In this module, we discuss how to handle large and binary files effectively using git LFS. Git LFS is one of the must-know features that are often unknown to most git users. In this tutorial, we will learn how to use Git LFS effectively and where to use it.
Recommended read: Git stash command
Problems with git
Before we shift to newer technology it’s important that we acknowledge and analyze the problems the current technology has. Git is a great tool but we have to acknowledge that it is not perfect(no software is). Git faces the following issues while handling large and binary files:
- Larger files will automatically contribute to slower fetch and pulls.
- Any update in the binary file is registered as a complete file change in git. Git will store the entire binary in the git history instead of just storing changes. Frequent updating of these binary files makes the repository grow in size in a unwanted manner. Larger repository means slower fetch and pulls.
These problems seem pretty obvious and there is no perfect solution (yet) to handle them. There are some workarounds and hacks that can be used to get rid of such problems.
There is some good news for you as you don’t need to do these things manually. Git LFS which is an open-source extension of git employs some workarounds to make your git experience with large files smoother. But how exactly does it do it?
How does Git LFS work?
Git LFS uses the lazy pull and fetch for downloading the files and their different versions. This means that these files and their history are not downloaded by default. The relevant version is only downloaded when you checkout a commit containing an LFS file. This method saves a lot of space and pull and fetch time. We are not going to the intricate details of how git-lfs works. If you are intent on learning more about it, you can refer to this blog by Atlassian.
Installing git-lfs on Ubuntu
For Debian and Arch-based systems, the git-lfs program can be downloaded from the official repositories.
# For Debian-based system sudo apt install git-lfs # For Arch-based system sudo pacman -S git-lfs
For other Linux distributions we can use the command for downloading git-lfs
curl -s https://packagecloud.io/install/repositories/github/git-lfs/script.deb.sh | sudo bash sudo apt-get install git-lfs
To activate git LFS use the command
# Activate git LFS git lfs install
You are all set to get going with git LFS.
How to use git lfs?
Git LFS works under the hood. In most cases, you won’t interface with git LFS directly. For example, the push, pull checkout commands are still handled using git. Though git-lfs does the job of downloading these LFS files on demand under the hood, you don’t actually need to worry about it’s working.
Probably the only thing you need to worry about is what files should be treated as LFS.
If you want to add a file to git and mark it as an LFS object, you need to use the track command. The track command tells the git-lfs which files are to be treated as LFS objects. To mark a new file as an LFS object, use the command:
# Mark a particular file as an LFS object git lfs track "<filename.extension>"
If you want to track a specific type of file as an LFS object, we can use the wildcards for doing so. Here is an example for marking all mp4 files in the current folder as LFS:
# Mark all mp4 files in the folder as LFS objects git lfs track "*.mp4"
Similar to how git stores the files to ignored in .gitignore, git-lfs lists the name of the files to be tracked in a file called .gitattribute.

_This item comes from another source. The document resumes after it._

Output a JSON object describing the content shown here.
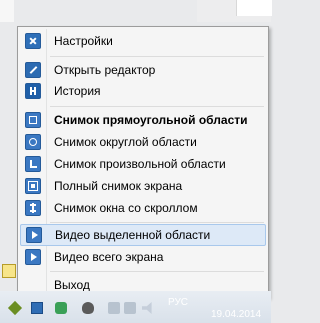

This .gitattribute sets the LFS objects for the repository. Sharing the .gitattributes will ensure that all developers working on the same code can reuse the tracking list.

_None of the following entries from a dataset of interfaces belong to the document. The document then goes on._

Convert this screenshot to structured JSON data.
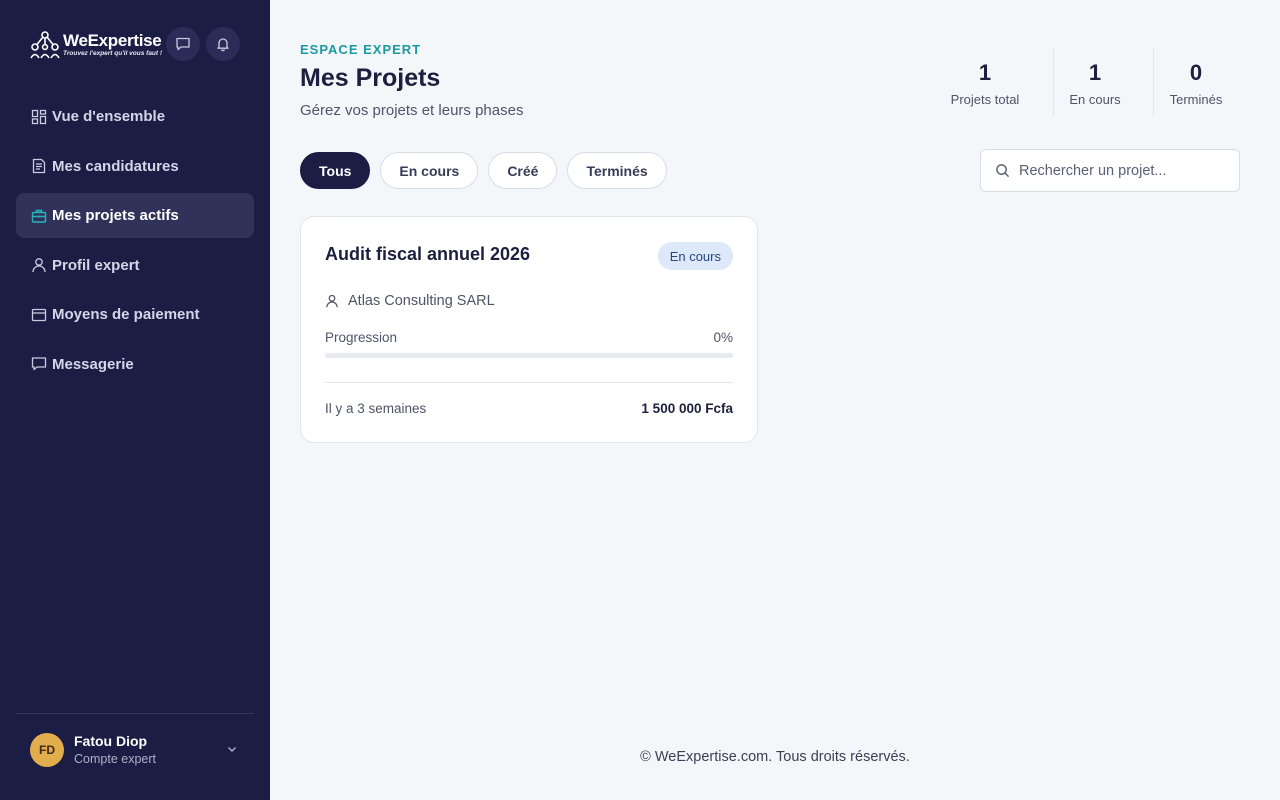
{
  "brand": {
    "name": "WeExpertise",
    "tagline": "Trouvez l'expert qu'il vous faut !"
  },
  "sidebar": {
    "items": [
      {
        "label": "Vue d'ensemble",
        "icon": "dashboard-icon"
      },
      {
        "label": "Mes candidatures",
        "icon": "document-icon"
      },
      {
        "label": "Mes projets actifs",
        "icon": "briefcase-icon",
        "active": true
      },
      {
        "label": "Profil expert",
        "icon": "user-icon"
      },
      {
        "label": "Moyens de paiement",
        "icon": "credit-card-icon"
      },
      {
        "label": "Messagerie",
        "icon": "message-icon"
      }
    ],
    "user": {
      "initials": "FD",
      "name": "Fatou Diop",
      "role": "Compte expert"
    }
  },
  "header": {
    "eyebrow": "ESPACE EXPERT",
    "title": "Mes Projets",
    "subtitle": "Gérez vos projets et leurs phases"
  },
  "stats": [
    {
      "value": "1",
      "label": "Projets total"
    },
    {
      "value": "1",
      "label": "En cours"
    },
    {
      "value": "0",
      "label": "Terminés"
    }
  ],
  "filters": [
    "Tous",
    "En cours",
    "Créé",
    "Terminés"
  ],
  "search": {
    "placeholder": "Rechercher un projet..."
  },
  "projects": [
    {
      "title": "Audit fiscal annuel 2026",
      "status": "En cours",
      "client": "Atlas Consulting SARL",
      "progress_label": "Progression",
      "progress_text": "0%",
      "progress": 0,
      "date": "Il y a 3 semaines",
      "amount": "1 500 000 Fcfa"
    }
  ],
  "footer": "© WeExpertise.com. Tous droits réservés.",
  "colors": {
    "sidebar": "#1c1d45",
    "accent": "#1a9aa2",
    "badge": "#dde8fb",
    "avatar": "#e2ad4c"
  }
}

The above method will work only on the files that have not been tracked by git before. If you already have a repository with a large file system that is tracked by git, you need to migrate your files from git tracking to git-lfs tracking.
Using this method will reset history for the current branch to use git-lfs for those files. If you want to reset for all branches you can use the –everything flag, but it is absolutely not recommended.
# Migrate the files to be tracked under git-lfs git lfs migrate import --include="<files to be tracked>"
Git migrate rewrites a lot of git history, you might want to see the effect of the migrate command before actually migrating it. It can be done using by replacing import with info.
# A dry run showing the effects of migrate git lfs migrate info --include="<files to be tracked>"
Before we end this article, here are a few things that may seem trivial but are actually important when you are working with Git LFS:
- The LFS files are stored in the git LFS cache. These are not cleaned by default. To stop the repository from occupying an absurd amount of space after a point in time, you need to manually clean the cache using the command
git lfs prune.
- Make sure all the developers working on the repository has git LFS installed on their system. This is very important because otherwise git history may not match for different remotes and will result in weird-looking errors.
- Git migrate rewrites the history of the repository, make sure you fully understand its consequences before using it.